━━━ MATERIAL PROVIDED ━━━

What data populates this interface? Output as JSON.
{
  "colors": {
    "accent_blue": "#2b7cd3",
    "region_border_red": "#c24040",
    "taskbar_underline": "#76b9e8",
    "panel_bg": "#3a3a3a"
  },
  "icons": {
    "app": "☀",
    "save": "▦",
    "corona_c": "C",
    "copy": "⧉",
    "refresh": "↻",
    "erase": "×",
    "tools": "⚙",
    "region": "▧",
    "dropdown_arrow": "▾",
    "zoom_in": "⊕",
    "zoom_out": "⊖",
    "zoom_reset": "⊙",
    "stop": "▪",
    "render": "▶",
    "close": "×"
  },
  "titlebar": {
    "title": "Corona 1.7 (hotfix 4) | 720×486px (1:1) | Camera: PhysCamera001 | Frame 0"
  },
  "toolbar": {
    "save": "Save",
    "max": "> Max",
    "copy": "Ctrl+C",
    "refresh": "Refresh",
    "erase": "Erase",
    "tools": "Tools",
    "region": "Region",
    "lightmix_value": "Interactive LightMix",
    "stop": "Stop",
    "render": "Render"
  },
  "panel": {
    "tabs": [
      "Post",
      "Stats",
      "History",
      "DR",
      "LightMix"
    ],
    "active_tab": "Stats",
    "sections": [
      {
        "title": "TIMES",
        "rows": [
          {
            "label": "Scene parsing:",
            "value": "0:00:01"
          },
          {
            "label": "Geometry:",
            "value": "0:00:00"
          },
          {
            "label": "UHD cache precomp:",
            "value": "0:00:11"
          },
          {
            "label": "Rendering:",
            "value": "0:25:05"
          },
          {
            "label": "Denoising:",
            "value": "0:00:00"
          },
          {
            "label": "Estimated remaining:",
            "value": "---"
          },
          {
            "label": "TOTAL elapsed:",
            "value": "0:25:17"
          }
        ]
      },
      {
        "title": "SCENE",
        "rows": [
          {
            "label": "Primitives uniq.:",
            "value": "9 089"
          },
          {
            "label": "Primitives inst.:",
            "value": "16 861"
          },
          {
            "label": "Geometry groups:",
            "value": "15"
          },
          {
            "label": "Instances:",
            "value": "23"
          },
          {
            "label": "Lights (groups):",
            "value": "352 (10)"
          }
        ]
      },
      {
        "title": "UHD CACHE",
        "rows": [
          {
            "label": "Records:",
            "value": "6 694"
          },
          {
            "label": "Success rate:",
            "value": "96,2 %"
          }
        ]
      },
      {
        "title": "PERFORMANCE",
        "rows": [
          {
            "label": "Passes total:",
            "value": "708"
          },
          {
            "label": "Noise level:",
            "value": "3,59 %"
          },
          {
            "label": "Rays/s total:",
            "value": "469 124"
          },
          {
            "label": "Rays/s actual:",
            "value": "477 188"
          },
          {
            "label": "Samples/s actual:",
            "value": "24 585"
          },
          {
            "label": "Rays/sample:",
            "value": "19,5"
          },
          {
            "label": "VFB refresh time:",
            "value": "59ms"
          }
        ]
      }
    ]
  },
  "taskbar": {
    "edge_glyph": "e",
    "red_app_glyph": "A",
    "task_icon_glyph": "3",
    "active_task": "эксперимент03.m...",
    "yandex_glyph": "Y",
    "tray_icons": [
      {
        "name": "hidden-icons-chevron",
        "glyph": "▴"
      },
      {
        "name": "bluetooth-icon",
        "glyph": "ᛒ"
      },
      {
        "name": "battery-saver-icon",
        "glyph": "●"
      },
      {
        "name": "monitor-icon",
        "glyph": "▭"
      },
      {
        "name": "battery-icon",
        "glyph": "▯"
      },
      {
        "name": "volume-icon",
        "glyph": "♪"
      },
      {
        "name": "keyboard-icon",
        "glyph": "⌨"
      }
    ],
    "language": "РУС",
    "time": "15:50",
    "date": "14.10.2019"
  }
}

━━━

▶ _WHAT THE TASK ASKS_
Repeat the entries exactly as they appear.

▶ _TASK ANSWER_
What data populates this interface? Output as JSON.
{
  "colors": {
    "accent_blue": "#2b7cd3",
    "region_border_red": "#c24040",
    "taskbar_underline": "#76b9e8",
    "panel_bg": "#3a3a3a"
  },
  "icons": {
    "app": "☀",
    "save": "▦",
    "corona_c": "C",
    "copy": "⧉",
    "refresh": "↻",
    "erase": "×",
    "tools": "⚙",
    "region": "▧",
    "dropdown_arrow": "▾",
    "zoom_in": "⊕",
    "zoom_out": "⊖",
    "zoom_reset": "⊙",
    "stop": "▪",
    "render": "▶",
    "close": "×"
  },
  "titlebar": {
    "title": "Corona 1.7 (hotfix 4) | 720×486px (1:1) | Camera: PhysCamera001 | Frame 0"
  },
  "toolbar": {
    "save": "Save",
    "max": "> Max",
    "copy": "Ctrl+C",
    "refresh": "Refresh",
    "erase": "Erase",
    "tools": "Tools",
    "region": "Region",
    "lightmix_value": "Interactive LightMix",
    "stop": "Stop",
    "render": "Render"
  },
  "panel": {
    "tabs": [
      "Post",
      "Stats",
      "History",
      "DR",
      "LightMix"
    ],
    "active_tab": "Stats",
    "sections": [
      {
        "title": "TIMES",
        "rows": [
          {
            "label": "Scene parsing:",
            "value": "0:00:01"
          },
          {
            "label": "Geometry:",
            "value": "0:00:00"
          },
          {
            "label": "UHD cache precomp:",
            "value": "0:00:11"
          },
          {
            "label": "Rendering:",
            "value": "0:25:05"
          },
          {
            "label": "Denoising:",
            "value": "0:00:00"
          },
          {
            "label": "Estimated remaining:",
            "value": "---"
          },
          {
            "label": "TOTAL elapsed:",
            "value": "0:25:17"
          }
        ]
      },
      {
        "title": "SCENE",
        "rows": [
          {
            "label": "Primitives uniq.:",
            "value": "9 089"
          },
          {
            "label": "Primitives inst.:",
            "value": "16 861"
          },
          {
            "label": "Geometry groups:",
            "value": "15"
          },
          {
            "label": "Instances:",
            "value": "23"
          },
          {
            "label": "Lights (groups):",
            "value": "352 (10)"
          }
        ]
      },
      {
        "title": "UHD CACHE",
        "rows": [
          {
            "label": "Records:",
            "value": "6 694"
          },
          {
            "label": "Success rate:",
            "value": "96,2 %"
          }
        ]
      },
      {
        "title": "PERFORMANCE",
        "rows": [
          {
            "label": "Passes total:",
            "value": "708"
          },
          {
            "label": "Noise level:",
            "value": "3,59 %"
          },
          {
            "label": "Rays/s total:",
            "value": "469 124"
          },
          {
            "label": "Rays/s actual:",
            "value": "477 188"
          },
          {
            "label": "Samples/s actual:",
            "value": "24 585"
          },
          {
            "label": "Rays/sample:",
            "value": "19,5"
          },
          {
            "label": "VFB refresh time:",
            "value": "59ms"
          }
        ]
      }
    ]
  },
  "taskbar": {
    "edge_glyph": "e",
    "red_app_glyph": "A",
    "task_icon_glyph": "3",
    "active_task": "эксперимент03.m...",
    "yandex_glyph": "Y",
    "tray_icons": [
      {
        "name": "hidden-icons-chevron",
        "glyph": "▴"
      },
      {
        "name": "bluetooth-icon",
        "glyph": "ᛒ"
      },
      {
        "name": "battery-saver-icon",
        "glyph": "●"
      },
      {
        "name": "monitor-icon",
        "glyph": "▭"
      },
      {
        "name": "battery-icon",
        "glyph": "▯"
      },
      {
        "name": "volume-icon",
        "glyph": "♪"
      },
      {
        "name": "keyboard-icon",
        "glyph": "⌨"
      }
    ],
    "language": "РУС",
    "time": "15:50",
    "date": "14.10.2019"
  }
}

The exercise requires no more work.